Jung, M., Nelson, L.D., Gneezy, U., & Gneezy, A.
Four field experiments examined the quantitative and qualitative forces influencing behaviors under consumer elective pricing called “shared social responsibility” (SSR, Gneezy, Gneezy, Nelson, & Brown, 2010). Under SSR consumers can pay what they want and a percentage of their payment goes to support a charitable cause. Customers in our experiments were sensitive to the presence of charitable giving, paying more when a portion of their payment went to charity (Studies 1-4), but were largely insensitive to what portion of their payment went to charity (Studies 1 and 2). To test possible explanations we examined how consumers’ qualitative concerns to signal a positive image influenced their decisions and found that neither self-selection into paying (Studies 3 and 4) nor social pressure (Study 4) explained higher payments under SSR.
Ayelet Gneezy, Uri Gneezy, Gerhard Riener, Leif D Nelson
We investigate the role of identity and self-image consideration under “pay-what-you-want” pricing. Results from three field experiments show that often, when granted the opportunity to name the price of a product, fewer consumers choose to buy it than when the price is fixed and low. We show that this opt-out behavior is driven largely by individuals’ identity and self-image concerns; individuals feel bad when they pay less than the “appropriate” price, causing them to pass on the opportunity to purchase the product altogether.
Ayelet Gneezy, Alex Imas, Amber Brown, Leif D Nelson, Michael I Norton
Building on previous research in economics and psychology, we propose that the costliness of initial prosocial behavior positively influences whether that behavior leads to consistent future behaviors. We suggest that costly prosocial behaviors serve as a signal of prosocial identity and that people subsequently behave in line with that self-perception. In contrast, costless prosocial acts do not signal much about one's prosocial identity, so subsequent behavior is less likely to be consistent and may even show the reductions in prosocial behavior associated with licensing.
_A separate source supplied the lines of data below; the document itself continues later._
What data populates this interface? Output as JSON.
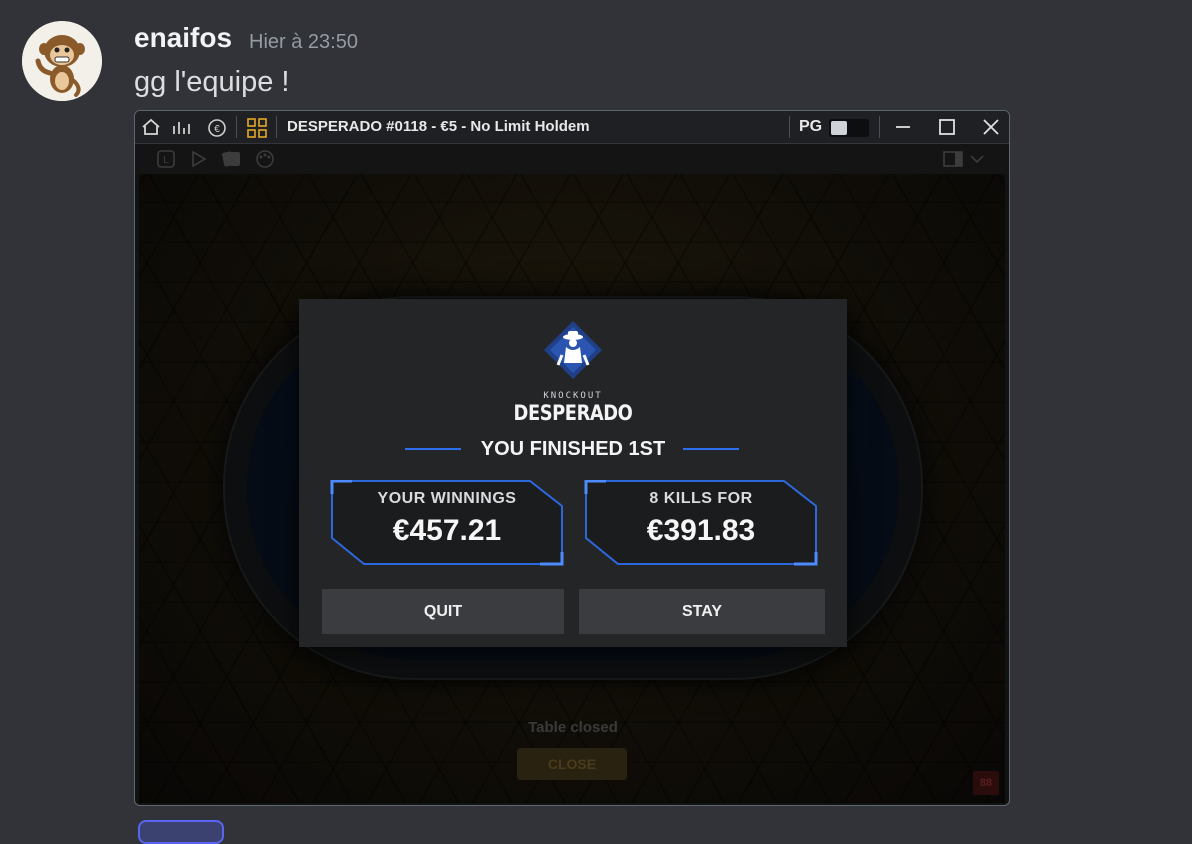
{
  "message": {
    "username": "enaifos",
    "timestamp": "Hier à 23:50",
    "text": "gg l'equipe !"
  },
  "window": {
    "title": "DESPERADO #0118 - €5 - No Limit Holdem",
    "pg_label": "PG",
    "pg_toggle_on": false,
    "controls": [
      "minimize-icon",
      "maximize-icon",
      "close-icon"
    ]
  },
  "dialog": {
    "logo_small": "KNOCKOUT",
    "logo_big": "DESPERADO",
    "heading": "YOU FINISHED 1ST",
    "winnings_label": "YOUR WINNINGS",
    "winnings_value": "€457.21",
    "kills_label": "8 KILLS FOR",
    "kills_value": "€391.83",
    "quit_label": "QUIT",
    "stay_label": "STAY"
  },
  "table": {
    "status": "Table closed",
    "close_label": "CLOSE",
    "badge": "88"
  },
  "colors": {
    "accent_blue": "#2e6ff0",
    "discord_bg": "#313338"
  }
}
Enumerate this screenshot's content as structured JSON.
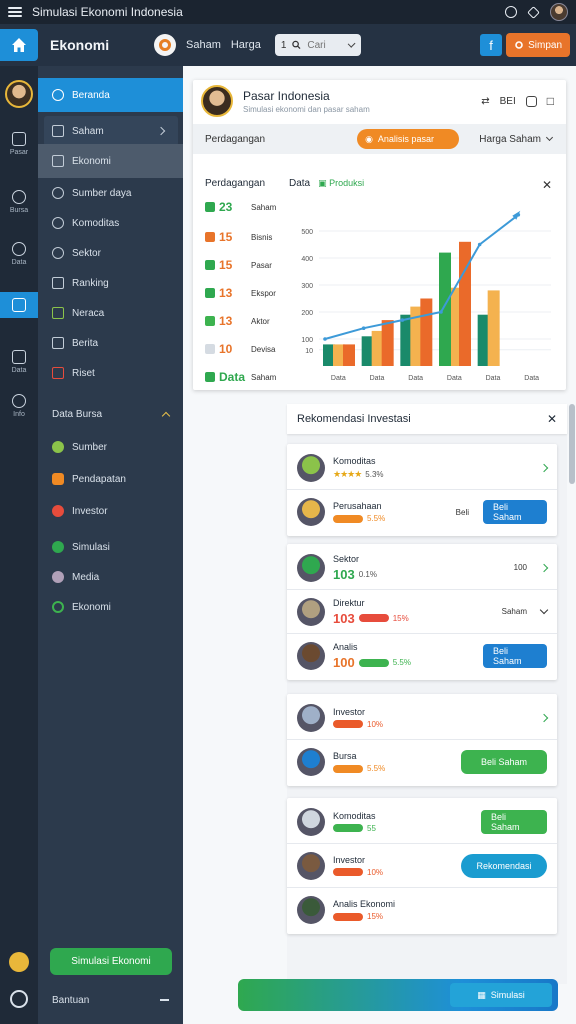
{
  "titlebar": {
    "title": "Simulasi Ekonomi Indonesia"
  },
  "topnav": {
    "brand": "Ekonomi",
    "links": [
      "Saham",
      "Harga"
    ],
    "search": {
      "number": "1",
      "placeholder": "Cari"
    },
    "fb_label": "f",
    "orange_button": "Simpan"
  },
  "rail": {
    "items": [
      "Pasar",
      "Bursa",
      "Data",
      "Data",
      "Info"
    ]
  },
  "sidebar": {
    "items": [
      {
        "label": "Beranda"
      },
      {
        "label": "Saham"
      },
      {
        "label": "Ekonomi"
      },
      {
        "label": "Sumber daya"
      },
      {
        "label": "Komoditas"
      },
      {
        "label": "Sektor"
      },
      {
        "label": "Ranking"
      },
      {
        "label": "Neraca"
      },
      {
        "label": "Berita"
      },
      {
        "label": "Riset"
      }
    ],
    "section": "Data Bursa",
    "section_items": [
      {
        "label": "Sumber",
        "color": "#8bc34a"
      },
      {
        "label": "Pendapatan",
        "color": "#f08a24"
      },
      {
        "label": "Investor",
        "color": "#e74c3c"
      },
      {
        "label": "Simulasi",
        "color": "#2fa84f"
      },
      {
        "label": "Media",
        "color": "#b0a0b8"
      },
      {
        "label": "Ekonomi",
        "color": "#3db34f"
      }
    ],
    "green_button": "Simulasi Ekonomi",
    "footer": "Bantuan"
  },
  "dashboard": {
    "title": "Pasar Indonesia",
    "subtitle": "Simulasi ekonomi dan pasar saham",
    "icons_label": "BEI",
    "bar_label": "Perdagangan",
    "orange_pill": "Analisis pasar",
    "sort_label": "Harga Saham",
    "stats_title": "Perdagangan",
    "stats": [
      {
        "value": "23",
        "label": "Saham",
        "color": "#2fa84f",
        "vcolor": "#2fa84f"
      },
      {
        "value": "15",
        "label": "Bisnis",
        "color": "#e8742a",
        "vcolor": "#e8742a"
      },
      {
        "value": "15",
        "label": "Pasar",
        "color": "#2fa84f",
        "vcolor": "#e8742a"
      },
      {
        "value": "13",
        "label": "Ekspor",
        "color": "#2fa84f",
        "vcolor": "#e8742a"
      },
      {
        "value": "13",
        "label": "Aktor",
        "color": "#3db34f",
        "vcolor": "#e8742a"
      },
      {
        "value": "10",
        "label": "Devisa",
        "color": "#d5dbe2",
        "vcolor": "#e8742a"
      },
      {
        "value": "Data",
        "label": "Saham",
        "color": "#2fa84f",
        "vcolor": "#2fa84f"
      }
    ],
    "chart_title": "Data",
    "chart_legend": "Produksi"
  },
  "chart_data": {
    "type": "bar",
    "categories": [
      "Data",
      "Data",
      "Data",
      "Data",
      "Data",
      "Data"
    ],
    "y_ticks": [
      "10",
      "100",
      "200",
      "300",
      "400",
      "500"
    ],
    "ylim": [
      0,
      600
    ],
    "series": [
      {
        "color": "#1a8a6a",
        "values": [
          80,
          110,
          190,
          310,
          190
        ]
      },
      {
        "color": "#f4b24f",
        "values": [
          80,
          130,
          220,
          290,
          280
        ]
      },
      {
        "color": "#ea6a2a",
        "values": [
          80,
          170,
          250,
          460,
          0
        ]
      },
      {
        "color": "#2fa84f",
        "values": [
          0,
          0,
          0,
          420,
          0
        ]
      }
    ],
    "line": {
      "color": "#3d9ad8",
      "values": [
        100,
        140,
        170,
        200,
        450,
        560
      ]
    },
    "grid": true,
    "legend": "top-left"
  },
  "recommendations": {
    "title": "Rekomendasi Investasi",
    "cards": [
      {
        "rows": [
          {
            "name": "Komoditas",
            "big": "",
            "stars": "★★★★",
            "pct": "5.3%",
            "right_text": "",
            "action": "chev-r",
            "button": ""
          },
          {
            "name": "Perusahaan",
            "big": "",
            "bar": "5.5%",
            "bar_color": "#f08a24",
            "right_text": "Beli",
            "action": "",
            "button": "Beli Saham"
          }
        ]
      },
      {
        "rows": [
          {
            "name": "Sektor",
            "big": "103",
            "pct": "0.1%",
            "right_text": "100",
            "action": "chev-r",
            "button": ""
          },
          {
            "name": "Direktur",
            "big": "103",
            "bar": "15%",
            "bar_color": "#e74c3c",
            "right_text": "Saham",
            "action": "chev-d",
            "button": ""
          },
          {
            "name": "Analis",
            "big": "100",
            "bar": "5.5%",
            "bar_color": "#3db34f",
            "right_text": "",
            "action": "",
            "button": "Beli Saham"
          }
        ]
      },
      {
        "rows": [
          {
            "name": "Investor",
            "big": "",
            "bar": "10%",
            "bar_color": "#ea5a2a",
            "right_text": "",
            "action": "chev-r",
            "button": ""
          },
          {
            "name": "Bursa",
            "big": "",
            "bar": "5.5%",
            "bar_color": "#f08a24",
            "right_text": "",
            "action": "",
            "button": "Beli Saham"
          }
        ]
      },
      {
        "rows": [
          {
            "name": "Komoditas",
            "big": "",
            "bar": "55",
            "bar_color": "#3db34f",
            "right_text": "",
            "action": "",
            "button": "Beli Saham"
          },
          {
            "name": "Investor",
            "big": "",
            "bar": "10%",
            "bar_color": "#ea5a2a",
            "right_text": "",
            "action": "",
            "button": "Rekomendasi"
          },
          {
            "name": "Analis Ekonomi",
            "big": "",
            "bar": "15%",
            "bar_color": "#ea5a2a",
            "right_text": "",
            "action": "",
            "button": ""
          }
        ]
      }
    ]
  },
  "bottom_bar": {
    "button": "Simulasi"
  }
}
The results of a laboratory experiment and a large field experiment converge to support our account.
Ayelet Gneezy, Uri Gneezy, Leif D Nelson, Amber Brown
A field experiment (N = 113,047 participants) manipulated two factors in the sale of souvenir photos. First, some customers saw a traditional fixed price, whereas others could pay what they wanted (including $0). Second, approximately half of the customers saw a variation in which half of the revenue went to charity. At a standard fixed price, the charitable component only slightly increased demand, as similar studies have also found. However, when participants could pay what they wanted, the same charitable component created a treatment that was substantially more profitable. Switching from corporate social responsibility to what we term shared social responsibility works in part because customized contributions allow customers to directly express social welfare concerns through the purchasing of material goods.